The cohousing movement is creating a spectrum of new cooperative communities all over the country that are not only less energy and land intensive but also create mutually supportive communities that will become increasingly essential for life in the turbulent times ahead.

The Bartimaeus community in Silverdale, Washington is the first Christian cohousing community in the Northwest. They have clustered their 25 units closely together on 3 1/2 acres with cars at the perimeter. Instead of backyards they use their land more intensively by creating one place where the children play together, and another area where members garden together. They meet several times a week in a common building and operate like a large extended family, not only caring for one another in their community, but reaching out and serving their neighbors in Silverdale as well.

Since growing numbers of those who are graduating from our Christian colleges are unlikely to be able to afford the single-family detached option, we are urging Christian colleges to help expand their students’ range of housing options for the future. We propose that instead of building yet another luxury dorm, they construct intergenerational cohousing communities. In this environment students would not only experience a community -based lifestyle but also discover a more sustainable and less expensive way of living.

In the last five years we have seen a range of experimental communities developed in Australia, Canada and the United States. These new communities are primarily composed of younger Christians who want to live in a way in which they are able to more authentically be a difference and make a difference in our world.

For example, Jonathan and Leah started the Rutba community in inner-city Durham, North Carolina. The members of this community live in three different homes. They not only share life together but they do morning and evening prayers and also enjoy sharing life and hospitality with their neighbors. They have discovered this cooperative lifestyle enables them to significantly reduce their living costs so they are able to free up both more time and money to invest in the lives of young people in their neighborhood.

Christine and I decided it’s not enough to write about people creating experimental new communities; we needed to join them. Four years ago we started Mustard Seed House with Eliacin and Ricci and their kids, who live upstairs in out tri-plex, and Peter and Anneka Geel who lived downstairs. We started meeting weekly over a meal to share our life and faith together as well as doing morning and evening prayers five days a week. Being very concerned about sustainability, we raise about 40% of our vegetables on an urban lot and enjoy doing hospitality with friends near and far.

We are also in the process of designing a Celtic eco-village on 40 acres on Camano Island, north of Seattle. Our hope is to have a permanent monastic community living on the land that models a much more sustainable lifestyle set to a very different spiritual rhythm. We plan to put a very high premium on sustainable design, including alternative energy sources as well as a large organic garden. Initially we are exploring creating a residential unit to host 25 to 35 students at a time who want to experience a simpler, more sustainable and celebrative way of life. {Be sure to read Christine’s more in-depth description in the Seed Shares.}

We plan to offer courses on sustainable living and sustainable spiritual practices for life in an increasingly volatile future.
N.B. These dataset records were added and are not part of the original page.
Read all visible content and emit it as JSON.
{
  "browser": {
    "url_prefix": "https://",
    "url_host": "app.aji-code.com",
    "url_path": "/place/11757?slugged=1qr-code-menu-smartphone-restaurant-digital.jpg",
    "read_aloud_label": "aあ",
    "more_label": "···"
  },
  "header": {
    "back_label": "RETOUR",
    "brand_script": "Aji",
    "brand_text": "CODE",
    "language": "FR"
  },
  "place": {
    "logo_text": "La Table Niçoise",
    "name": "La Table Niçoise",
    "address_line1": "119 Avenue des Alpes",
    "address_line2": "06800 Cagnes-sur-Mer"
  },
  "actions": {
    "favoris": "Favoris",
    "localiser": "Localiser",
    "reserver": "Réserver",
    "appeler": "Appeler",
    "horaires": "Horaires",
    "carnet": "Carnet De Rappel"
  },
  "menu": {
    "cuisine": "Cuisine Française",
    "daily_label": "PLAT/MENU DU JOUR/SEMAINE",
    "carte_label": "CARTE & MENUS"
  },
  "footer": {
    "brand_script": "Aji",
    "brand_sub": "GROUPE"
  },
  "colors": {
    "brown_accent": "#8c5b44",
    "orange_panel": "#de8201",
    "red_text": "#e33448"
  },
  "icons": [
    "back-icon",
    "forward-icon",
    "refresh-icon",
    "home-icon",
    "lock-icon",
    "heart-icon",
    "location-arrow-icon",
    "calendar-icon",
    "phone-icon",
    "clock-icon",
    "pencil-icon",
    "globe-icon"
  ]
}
We would love to have friends from all over the planet join us in imagining and creating this new model for a more cooperative, sustainable way of life that could be replicated in other communities where you live and serve God.

Imagine the difference it could make if followers of Jesus started creating a spectrum of new experimental alternatives of cooperative communities which are more sustainable, celebrative, and less expensive and which also make a little difference in our troubled world.